Page and application data records
* * * * *
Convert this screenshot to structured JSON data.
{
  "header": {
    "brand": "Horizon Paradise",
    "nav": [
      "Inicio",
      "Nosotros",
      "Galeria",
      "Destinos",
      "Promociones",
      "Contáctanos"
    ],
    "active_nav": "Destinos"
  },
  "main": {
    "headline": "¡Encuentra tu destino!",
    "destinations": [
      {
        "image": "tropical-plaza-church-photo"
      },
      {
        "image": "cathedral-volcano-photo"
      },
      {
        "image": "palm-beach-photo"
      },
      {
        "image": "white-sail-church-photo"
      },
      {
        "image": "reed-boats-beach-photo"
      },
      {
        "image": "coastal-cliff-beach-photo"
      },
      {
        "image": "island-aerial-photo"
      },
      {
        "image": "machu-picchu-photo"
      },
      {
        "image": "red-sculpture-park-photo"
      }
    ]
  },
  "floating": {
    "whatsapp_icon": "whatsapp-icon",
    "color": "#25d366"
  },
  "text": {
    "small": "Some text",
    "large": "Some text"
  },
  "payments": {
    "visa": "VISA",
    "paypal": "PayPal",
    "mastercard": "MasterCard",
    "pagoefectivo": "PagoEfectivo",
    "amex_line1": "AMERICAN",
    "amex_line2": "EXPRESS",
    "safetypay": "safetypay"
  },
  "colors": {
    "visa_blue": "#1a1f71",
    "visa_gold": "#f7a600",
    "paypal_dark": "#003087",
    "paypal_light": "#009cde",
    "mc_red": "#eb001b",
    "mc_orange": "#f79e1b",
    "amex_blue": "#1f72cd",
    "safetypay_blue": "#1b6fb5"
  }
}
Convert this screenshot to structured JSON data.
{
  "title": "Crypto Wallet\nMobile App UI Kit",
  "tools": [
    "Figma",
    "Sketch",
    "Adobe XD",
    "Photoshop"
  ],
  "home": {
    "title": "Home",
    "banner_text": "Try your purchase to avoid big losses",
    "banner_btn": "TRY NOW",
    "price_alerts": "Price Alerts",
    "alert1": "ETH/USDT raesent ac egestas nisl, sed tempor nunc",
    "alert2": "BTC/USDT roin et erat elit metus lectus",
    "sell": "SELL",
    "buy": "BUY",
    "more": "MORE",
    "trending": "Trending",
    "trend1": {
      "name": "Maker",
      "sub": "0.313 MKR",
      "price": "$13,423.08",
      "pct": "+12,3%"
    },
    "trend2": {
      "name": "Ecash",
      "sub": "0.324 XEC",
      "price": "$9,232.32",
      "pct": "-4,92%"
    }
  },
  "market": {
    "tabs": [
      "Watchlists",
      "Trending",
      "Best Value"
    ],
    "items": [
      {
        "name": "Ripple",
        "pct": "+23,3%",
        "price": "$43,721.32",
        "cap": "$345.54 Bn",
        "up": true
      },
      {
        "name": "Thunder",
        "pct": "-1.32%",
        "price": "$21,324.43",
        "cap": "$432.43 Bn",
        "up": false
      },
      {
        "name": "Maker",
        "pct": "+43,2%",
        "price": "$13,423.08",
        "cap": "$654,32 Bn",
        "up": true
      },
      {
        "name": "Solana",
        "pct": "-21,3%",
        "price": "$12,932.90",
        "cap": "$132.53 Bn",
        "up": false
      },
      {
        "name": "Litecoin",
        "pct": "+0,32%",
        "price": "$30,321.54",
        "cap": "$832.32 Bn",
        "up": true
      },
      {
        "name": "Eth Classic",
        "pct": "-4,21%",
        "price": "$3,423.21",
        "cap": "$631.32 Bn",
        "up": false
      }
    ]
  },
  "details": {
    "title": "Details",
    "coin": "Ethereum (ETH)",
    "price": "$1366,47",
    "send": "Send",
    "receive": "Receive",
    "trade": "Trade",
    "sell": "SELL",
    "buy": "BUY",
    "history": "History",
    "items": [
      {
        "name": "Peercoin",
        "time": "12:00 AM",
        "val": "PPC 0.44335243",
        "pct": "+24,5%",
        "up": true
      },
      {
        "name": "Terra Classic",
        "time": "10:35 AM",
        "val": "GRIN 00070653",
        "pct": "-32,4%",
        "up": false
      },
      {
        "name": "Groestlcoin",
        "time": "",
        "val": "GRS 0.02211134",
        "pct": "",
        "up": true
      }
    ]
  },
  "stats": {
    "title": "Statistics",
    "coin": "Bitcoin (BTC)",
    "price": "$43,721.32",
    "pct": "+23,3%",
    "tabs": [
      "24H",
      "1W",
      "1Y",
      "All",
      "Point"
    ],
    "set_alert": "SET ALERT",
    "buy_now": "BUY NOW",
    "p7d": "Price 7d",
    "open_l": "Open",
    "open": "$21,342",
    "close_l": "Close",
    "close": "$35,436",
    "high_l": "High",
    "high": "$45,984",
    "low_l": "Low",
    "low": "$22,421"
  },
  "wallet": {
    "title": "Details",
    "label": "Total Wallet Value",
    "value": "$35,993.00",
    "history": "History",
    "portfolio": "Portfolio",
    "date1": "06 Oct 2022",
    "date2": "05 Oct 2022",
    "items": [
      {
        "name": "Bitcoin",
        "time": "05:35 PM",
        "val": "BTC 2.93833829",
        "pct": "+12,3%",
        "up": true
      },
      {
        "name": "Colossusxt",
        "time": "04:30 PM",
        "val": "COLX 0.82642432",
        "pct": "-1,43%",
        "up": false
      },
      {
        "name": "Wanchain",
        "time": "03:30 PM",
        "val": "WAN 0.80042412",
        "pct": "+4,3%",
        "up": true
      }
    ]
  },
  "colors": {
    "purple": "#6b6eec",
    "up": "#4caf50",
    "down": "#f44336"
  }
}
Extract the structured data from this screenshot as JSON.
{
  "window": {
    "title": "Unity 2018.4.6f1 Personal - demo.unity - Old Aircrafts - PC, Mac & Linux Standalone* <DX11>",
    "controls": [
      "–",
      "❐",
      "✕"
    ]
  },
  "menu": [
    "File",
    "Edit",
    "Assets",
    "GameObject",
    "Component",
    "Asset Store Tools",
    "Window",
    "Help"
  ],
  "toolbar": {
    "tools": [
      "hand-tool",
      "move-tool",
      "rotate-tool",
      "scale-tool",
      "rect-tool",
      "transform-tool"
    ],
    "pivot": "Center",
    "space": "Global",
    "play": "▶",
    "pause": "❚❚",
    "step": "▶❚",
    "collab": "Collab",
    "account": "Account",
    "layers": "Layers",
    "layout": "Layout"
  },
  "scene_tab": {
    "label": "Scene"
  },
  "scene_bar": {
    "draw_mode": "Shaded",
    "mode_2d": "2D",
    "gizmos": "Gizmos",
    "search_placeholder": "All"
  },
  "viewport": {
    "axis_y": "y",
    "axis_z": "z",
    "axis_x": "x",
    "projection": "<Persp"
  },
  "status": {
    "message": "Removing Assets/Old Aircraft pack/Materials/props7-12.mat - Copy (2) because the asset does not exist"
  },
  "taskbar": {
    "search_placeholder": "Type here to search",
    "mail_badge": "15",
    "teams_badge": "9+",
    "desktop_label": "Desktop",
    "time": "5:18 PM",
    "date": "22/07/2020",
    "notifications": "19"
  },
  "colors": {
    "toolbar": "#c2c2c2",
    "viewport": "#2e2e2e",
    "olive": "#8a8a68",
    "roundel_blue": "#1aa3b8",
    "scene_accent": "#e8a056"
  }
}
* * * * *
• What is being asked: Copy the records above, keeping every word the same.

• Expected output:
Convert this screenshot to structured JSON data.
{
  "header": {
    "brand": "Horizon Paradise",
    "nav": [
      "Inicio",
      "Nosotros",
      "Galeria",
      "Destinos",
      "Promociones",
      "Contáctanos"
    ],
    "active_nav": "Destinos"
  },
  "main": {
    "headline": "¡Encuentra tu destino!",
    "destinations": [
      {
        "image": "tropical-plaza-church-photo"
      },
      {
        "image": "cathedral-volcano-photo"
      },
      {
        "image": "palm-beach-photo"
      },
      {
        "image": "white-sail-church-photo"
      },
      {
        "image": "reed-boats-beach-photo"
      },
      {
        "image": "coastal-cliff-beach-photo"
      },
      {
        "image": "island-aerial-photo"
      },
      {
        "image": "machu-picchu-photo"
      },
      {
        "image": "red-sculpture-park-photo"
      }
    ]
  },
  "floating": {
    "whatsapp_icon": "whatsapp-icon",
    "color": "#25d366"
  },
  "text": {
    "small": "Some text",
    "large": "Some text"
  },
  "payments": {
    "visa": "VISA",
    "paypal": "PayPal",
    "mastercard": "MasterCard",
    "pagoefectivo": "PagoEfectivo",
    "amex_line1": "AMERICAN",
    "amex_line2": "EXPRESS",
    "safetypay": "safetypay"
  },
  "colors": {
    "visa_blue": "#1a1f71",
    "visa_gold": "#f7a600",
    "paypal_dark": "#003087",
    "paypal_light": "#009cde",
    "mc_red": "#eb001b",
    "mc_orange": "#f79e1b",
    "amex_blue": "#1f72cd",
    "safetypay_blue": "#1b6fb5"
  }
}
Convert this screenshot to structured JSON data.
{
  "title": "Crypto Wallet\nMobile App UI Kit",
  "tools": [
    "Figma",
    "Sketch",
    "Adobe XD",
    "Photoshop"
  ],
  "home": {
    "title": "Home",
    "banner_text": "Try your purchase to avoid big losses",
    "banner_btn": "TRY NOW",
    "price_alerts": "Price Alerts",
    "alert1": "ETH/USDT raesent ac egestas nisl, sed tempor nunc",
    "alert2": "BTC/USDT roin et erat elit metus lectus",
    "sell": "SELL",
    "buy": "BUY",
    "more": "MORE",
    "trending": "Trending",
    "trend1": {
      "name": "Maker",
      "sub": "0.313 MKR",
      "price": "$13,423.08",
      "pct": "+12,3%"
    },
    "trend2": {
      "name": "Ecash",
      "sub": "0.324 XEC",
      "price": "$9,232.32",
      "pct": "-4,92%"
    }
  },
  "market": {
    "tabs": [
      "Watchlists",
      "Trending",
      "Best Value"
    ],
    "items": [
      {
        "name": "Ripple",
        "pct": "+23,3%",
        "price": "$43,721.32",
        "cap": "$345.54 Bn",
        "up": true
      },
      {
        "name": "Thunder",
        "pct": "-1.32%",
        "price": "$21,324.43",
        "cap": "$432.43 Bn",
        "up": false
      },
      {
        "name": "Maker",
        "pct": "+43,2%",
        "price": "$13,423.08",
        "cap": "$654,32 Bn",
        "up": true
      },
      {
        "name": "Solana",
        "pct": "-21,3%",
        "price": "$12,932.90",
        "cap": "$132.53 Bn",
        "up": false
      },
      {
        "name": "Litecoin",
        "pct": "+0,32%",
        "price": "$30,321.54",
        "cap": "$832.32 Bn",
        "up": true
      },
      {
        "name": "Eth Classic",
        "pct": "-4,21%",
        "price": "$3,423.21",
        "cap": "$631.32 Bn",
        "up": false
      }
    ]
  },
  "details": {
    "title": "Details",
    "coin": "Ethereum (ETH)",
    "price": "$1366,47",
    "send": "Send",
    "receive": "Receive",
    "trade": "Trade",
    "sell": "SELL",
    "buy": "BUY",
    "history": "History",
    "items": [
      {
        "name": "Peercoin",
        "time": "12:00 AM",
        "val": "PPC 0.44335243",
        "pct": "+24,5%",
        "up": true
      },
      {
        "name": "Terra Classic",
        "time": "10:35 AM",
        "val": "GRIN 00070653",
        "pct": "-32,4%",
        "up": false
      },
      {
        "name": "Groestlcoin",
        "time": "",
        "val": "GRS 0.02211134",
        "pct": "",
        "up": true
      }
    ]
  },
  "stats": {
    "title": "Statistics",
    "coin": "Bitcoin (BTC)",
    "price": "$43,721.32",
    "pct": "+23,3%",
    "tabs": [
      "24H",
      "1W",
      "1Y",
      "All",
      "Point"
    ],
    "set_alert": "SET ALERT",
    "buy_now": "BUY NOW",
    "p7d": "Price 7d",
    "open_l": "Open",
    "open": "$21,342",
    "close_l": "Close",
    "close": "$35,436",
    "high_l": "High",
    "high": "$45,984",
    "low_l": "Low",
    "low": "$22,421"
  },
  "wallet": {
    "title": "Details",
    "label": "Total Wallet Value",
    "value": "$35,993.00",
    "history": "History",
    "portfolio": "Portfolio",
    "date1": "06 Oct 2022",
    "date2": "05 Oct 2022",
    "items": [
      {
        "name": "Bitcoin",
        "time": "05:35 PM",
        "val": "BTC 2.93833829",
        "pct": "+12,3%",
        "up": true
      },
      {
        "name": "Colossusxt",
        "time": "04:30 PM",
        "val": "COLX 0.82642432",
        "pct": "-1,43%",
        "up": false
      },
      {
        "name": "Wanchain",
        "time": "03:30 PM",
        "val": "WAN 0.80042412",
        "pct": "+4,3%",
        "up": true
      }
    ]
  },
  "colors": {
    "purple": "#6b6eec",
    "up": "#4caf50",
    "down": "#f44336"
  }
}
Extract the structured data from this screenshot as JSON.
{
  "window": {
    "title": "Unity 2018.4.6f1 Personal - demo.unity - Old Aircrafts - PC, Mac & Linux Standalone* <DX11>",
    "controls": [
      "–",
      "❐",
      "✕"
    ]
  },
  "menu": [
    "File",
    "Edit",
    "Assets",
    "GameObject",
    "Component",
    "Asset Store Tools",
    "Window",
    "Help"
  ],
  "toolbar": {
    "tools": [
      "hand-tool",
      "move-tool",
      "rotate-tool",
      "scale-tool",
      "rect-tool",
      "transform-tool"
    ],
    "pivot": "Center",
    "space": "Global",
    "play": "▶",
    "pause": "❚❚",
    "step": "▶❚",
    "collab": "Collab",
    "account": "Account",
    "layers": "Layers",
    "layout": "Layout"
  },
  "scene_tab": {
    "label": "Scene"
  },
  "scene_bar": {
    "draw_mode": "Shaded",
    "mode_2d": "2D",
    "gizmos": "Gizmos",
    "search_placeholder": "All"
  },
  "viewport": {
    "axis_y": "y",
    "axis_z": "z",
    "axis_x": "x",
    "projection": "<Persp"
  },
  "status": {
    "message": "Removing Assets/Old Aircraft pack/Materials/props7-12.mat - Copy (2) because the asset does not exist"
  },
  "taskbar": {
    "search_placeholder": "Type here to search",
    "mail_badge": "15",
    "teams_badge": "9+",
    "desktop_label": "Desktop",
    "time": "5:18 PM",
    "date": "22/07/2020",
    "notifications": "19"
  },
  "colors": {
    "toolbar": "#c2c2c2",
    "viewport": "#2e2e2e",
    "olive": "#8a8a68",
    "roundel_blue": "#1aa3b8",
    "scene_accent": "#e8a056"
  }
}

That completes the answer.